Jeanne M. Grasso

On December 2, 2016, the U.S. Coast Guard (“USCG”) reached a watershed moment in the implementation of its ballast water management regulations by announcing the first USCG typeapproved ballast water management system (“BWMS”), a filtration/ultraviolet system manufactured by Optimarin AS, based in Norway. This USCG typeapproval has been more than four years in the making, since the USCG’s Final Rule for Standards for Living Organisms in Ships’ Ballast Water Discharged in U.S. Waters went into effect on June 21, 2012 (“Final Rule”). On December 23, 2016, the USCG type approved two more systems—one ultraviolet system and one electro-chlorination system, manufactured by Alfa Laval Tumba AB in Sweden and OceanSaver AS in Norway, respectively.

Continue reading “Ballast Water Challenges Continue: Several New Things You Should Know”

U.S. Ballast Water Compliance Challenges and Considerations Now That Imo’s Ballast Water Convention Has Been Ratified

Jonathan K. Waldron, Jeanne M. Grasso, and Stefanos N. Roulakis

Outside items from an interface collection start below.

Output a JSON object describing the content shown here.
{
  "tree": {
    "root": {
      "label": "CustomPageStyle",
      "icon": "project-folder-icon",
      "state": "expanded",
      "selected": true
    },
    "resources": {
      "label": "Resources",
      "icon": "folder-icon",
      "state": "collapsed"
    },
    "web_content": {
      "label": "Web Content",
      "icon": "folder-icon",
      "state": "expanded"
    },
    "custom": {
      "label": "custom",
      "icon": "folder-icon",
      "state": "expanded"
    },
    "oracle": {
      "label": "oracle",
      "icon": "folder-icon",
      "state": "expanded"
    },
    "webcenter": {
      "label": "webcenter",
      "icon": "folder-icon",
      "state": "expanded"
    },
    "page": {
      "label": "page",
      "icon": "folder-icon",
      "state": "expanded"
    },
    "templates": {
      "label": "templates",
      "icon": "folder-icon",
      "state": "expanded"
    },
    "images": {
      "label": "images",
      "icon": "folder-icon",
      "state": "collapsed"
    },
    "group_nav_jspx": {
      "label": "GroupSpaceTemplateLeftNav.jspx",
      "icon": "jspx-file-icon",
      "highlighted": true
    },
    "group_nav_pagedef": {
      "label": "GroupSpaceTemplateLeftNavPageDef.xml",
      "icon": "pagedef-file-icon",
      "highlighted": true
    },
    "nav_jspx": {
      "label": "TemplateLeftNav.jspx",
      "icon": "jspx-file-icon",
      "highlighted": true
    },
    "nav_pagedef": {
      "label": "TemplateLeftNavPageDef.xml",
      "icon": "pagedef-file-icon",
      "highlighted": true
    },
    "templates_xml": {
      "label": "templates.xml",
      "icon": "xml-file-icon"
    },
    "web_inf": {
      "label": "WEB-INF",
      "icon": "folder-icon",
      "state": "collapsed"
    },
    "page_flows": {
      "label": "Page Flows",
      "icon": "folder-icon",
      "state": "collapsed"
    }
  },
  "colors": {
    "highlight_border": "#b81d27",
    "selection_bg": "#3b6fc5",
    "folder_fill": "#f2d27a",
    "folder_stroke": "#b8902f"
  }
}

Action Item: Although the ratification of the IMO’s Ballast Water Convention will not alter U.S. compliance obligations, industry stakeholders must now consider their obligations under international law to ensure compliance with both regimes. Until the U.S. Coast Guard type-approves a ballast water management system (“BWMS”), owners and operators of both U.S. and foreign-flag vessels trading in U.S. waters should take steps to evaluate the compliance obligations under both regimes before making capital investments in BWMSs that may not comply with U.S. law. Continue reading “U.S. Ballast Water Compliance Challenges and Considerations Now That Imo’s Ballast Water Convention Has Been Ratified”

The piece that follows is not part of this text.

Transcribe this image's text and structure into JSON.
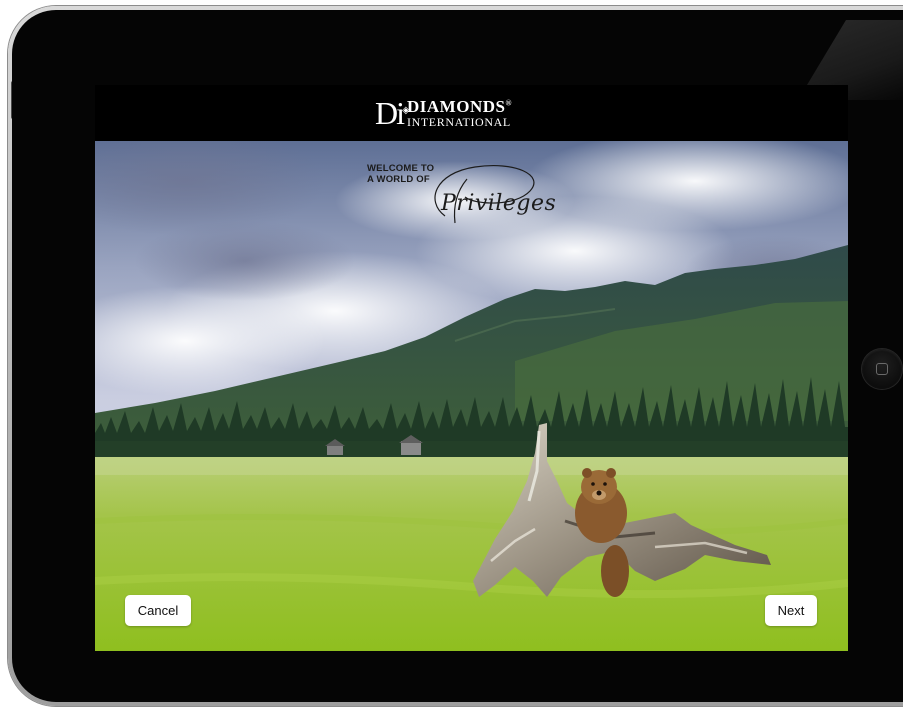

Risk-Management Tools for Maritime Companies

Mainbrace | June 2016 (No. 3)

Compliance Review Program

Blank Rome Maritime has developed a flexible, fixed-fee Compliance Review Program to help maritime companies mitigate the escalating risks in the maritime regulatory environment. The program provides concrete, practical guidance tailored to your operations to strengthen your regulatory compliance systems and minimize the risk of your company becoming an enforcement statistic. To learn how the Compliance Review Program can help your company, please visit www.blankrome.com/  compliancereviewprogram.

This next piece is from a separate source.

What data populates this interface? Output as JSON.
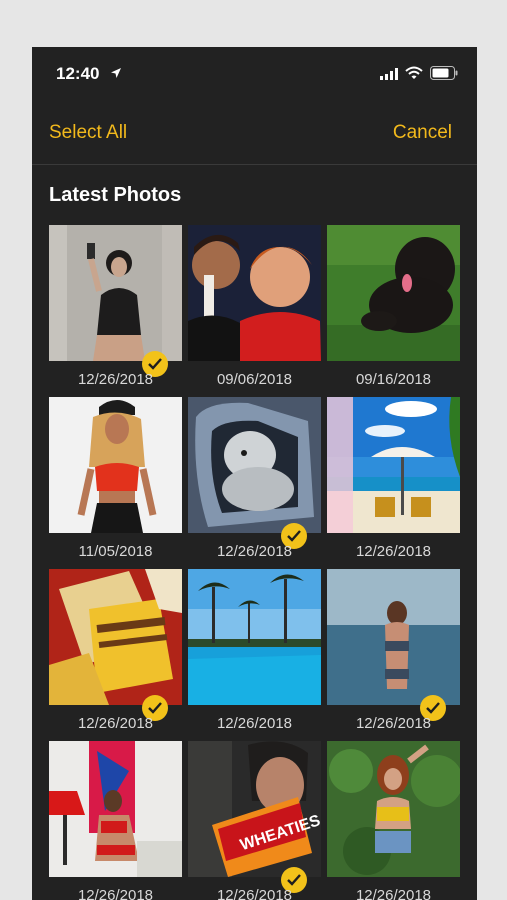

Maritime Cybersecurity Review Program

Blank Rome provides a comprehensive solution for protecting your company’s property and reputation from the unprecedented cyber- security challenges present in today’s global digital economy. Our multidisciplinary team of leading cybersecurity and data privacy professionals advises clients on the potential consequences of cyber- security threats and how to implement comprehensive measures for mitigating cyber risks, prepare customized strategy and action plans, and provide ongoing support and maintenance to promote cybersecurity awareness. Blank Rome’s maritime cybersecurity team has the capability to address cybersecurity issues associated with both land-based systems and systems onboard ships, including the implementation of the BIMCO Guidelines on Cyber Security Onboard Ships. To learn how the Maritime Cybersecurity Review Program can help your company, please visit www.blankrome.com/ cybersecurity or contact Kate B. Belmont (KBelmont@BlankRome.com, 212.885.5075).

Trade Sanctions and Export Compliance Review Program

Blank Rome’s Trade Sanctions and Export Compliance Review Program ensures that companies in the maritime, transportation, offshore, and commodities fields do not fall afoul of U.S. trade law requirements. U.S. requirements for trading with Iran, Cuba, Russia, Syria, and other hotspots change rapidly, and U.S. limits on banking and financial services, and restrictions on exports of U.S. goods, software, and technology, impact our shipping and energy clients daily. Our team will review and update our clients’ internal policies and procedures for complying with these rules on a fixed-fee basis. When needed, our trade team brings extensive experience in compliance audits and planning, investigations and enforcement matters, and government relations, tailored to provide practical and businesslike solutions for shipping, trading, and energy clients worldwide. To learn how the Trade Sanctions and Export Compliance Review Program can help your company, please visit www.blankrome-maritime.com or contact Matthew J. Thomas (MThomas@BlankRome.com, 202.772.5971).